(Component data from apps and pages)

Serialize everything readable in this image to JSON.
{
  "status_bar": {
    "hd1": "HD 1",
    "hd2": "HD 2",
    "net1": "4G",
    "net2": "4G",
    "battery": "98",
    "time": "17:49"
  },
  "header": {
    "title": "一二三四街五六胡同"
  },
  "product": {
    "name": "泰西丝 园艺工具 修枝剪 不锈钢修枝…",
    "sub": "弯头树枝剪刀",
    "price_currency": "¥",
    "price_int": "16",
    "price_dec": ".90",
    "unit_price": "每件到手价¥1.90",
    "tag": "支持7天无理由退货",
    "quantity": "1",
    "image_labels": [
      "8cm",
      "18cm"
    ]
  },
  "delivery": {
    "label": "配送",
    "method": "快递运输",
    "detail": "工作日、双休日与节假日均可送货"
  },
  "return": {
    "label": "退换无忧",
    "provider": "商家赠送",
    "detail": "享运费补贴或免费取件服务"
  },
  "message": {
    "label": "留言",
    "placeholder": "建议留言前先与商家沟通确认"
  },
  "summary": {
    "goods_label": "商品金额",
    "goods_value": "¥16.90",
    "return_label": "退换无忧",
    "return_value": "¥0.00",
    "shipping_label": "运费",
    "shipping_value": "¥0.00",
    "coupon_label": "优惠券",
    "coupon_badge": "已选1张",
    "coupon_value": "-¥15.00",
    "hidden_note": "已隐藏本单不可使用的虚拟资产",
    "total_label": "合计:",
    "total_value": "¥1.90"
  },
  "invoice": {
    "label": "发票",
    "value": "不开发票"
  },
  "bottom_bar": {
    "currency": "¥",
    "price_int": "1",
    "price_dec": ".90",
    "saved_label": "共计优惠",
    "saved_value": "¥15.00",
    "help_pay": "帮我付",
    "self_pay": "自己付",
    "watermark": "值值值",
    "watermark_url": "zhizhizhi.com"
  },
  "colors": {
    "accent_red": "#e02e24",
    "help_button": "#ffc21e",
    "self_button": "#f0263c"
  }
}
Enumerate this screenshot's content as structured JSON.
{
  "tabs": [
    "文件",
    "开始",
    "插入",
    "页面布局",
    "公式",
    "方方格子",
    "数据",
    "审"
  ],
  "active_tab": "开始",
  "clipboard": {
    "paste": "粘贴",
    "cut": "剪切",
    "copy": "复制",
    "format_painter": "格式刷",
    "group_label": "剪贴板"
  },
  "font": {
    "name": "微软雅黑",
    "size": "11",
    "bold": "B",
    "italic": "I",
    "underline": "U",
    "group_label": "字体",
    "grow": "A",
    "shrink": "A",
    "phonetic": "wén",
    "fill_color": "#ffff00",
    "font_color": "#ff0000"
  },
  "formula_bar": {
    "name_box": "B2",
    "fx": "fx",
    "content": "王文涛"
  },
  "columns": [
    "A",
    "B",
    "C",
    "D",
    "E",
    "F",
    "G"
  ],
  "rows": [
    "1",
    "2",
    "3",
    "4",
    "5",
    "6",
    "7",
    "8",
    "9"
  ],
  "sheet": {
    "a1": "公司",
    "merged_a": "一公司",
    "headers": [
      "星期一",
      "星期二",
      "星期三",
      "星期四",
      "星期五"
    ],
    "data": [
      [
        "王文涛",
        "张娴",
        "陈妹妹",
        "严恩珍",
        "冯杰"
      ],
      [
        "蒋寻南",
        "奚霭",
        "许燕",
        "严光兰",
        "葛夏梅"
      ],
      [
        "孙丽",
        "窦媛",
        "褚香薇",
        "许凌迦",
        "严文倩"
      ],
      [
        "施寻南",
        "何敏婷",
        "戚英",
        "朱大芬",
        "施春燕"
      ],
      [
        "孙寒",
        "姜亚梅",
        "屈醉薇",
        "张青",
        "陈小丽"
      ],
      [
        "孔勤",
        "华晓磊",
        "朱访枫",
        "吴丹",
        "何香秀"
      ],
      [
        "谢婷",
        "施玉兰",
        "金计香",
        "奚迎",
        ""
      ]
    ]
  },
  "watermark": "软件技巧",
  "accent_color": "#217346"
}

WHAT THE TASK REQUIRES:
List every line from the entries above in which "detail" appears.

ANSWER SECTION:
    "detail": "工作日、双休日与节假日均可送货"
    "detail": "享运费补贴或免费取件服务"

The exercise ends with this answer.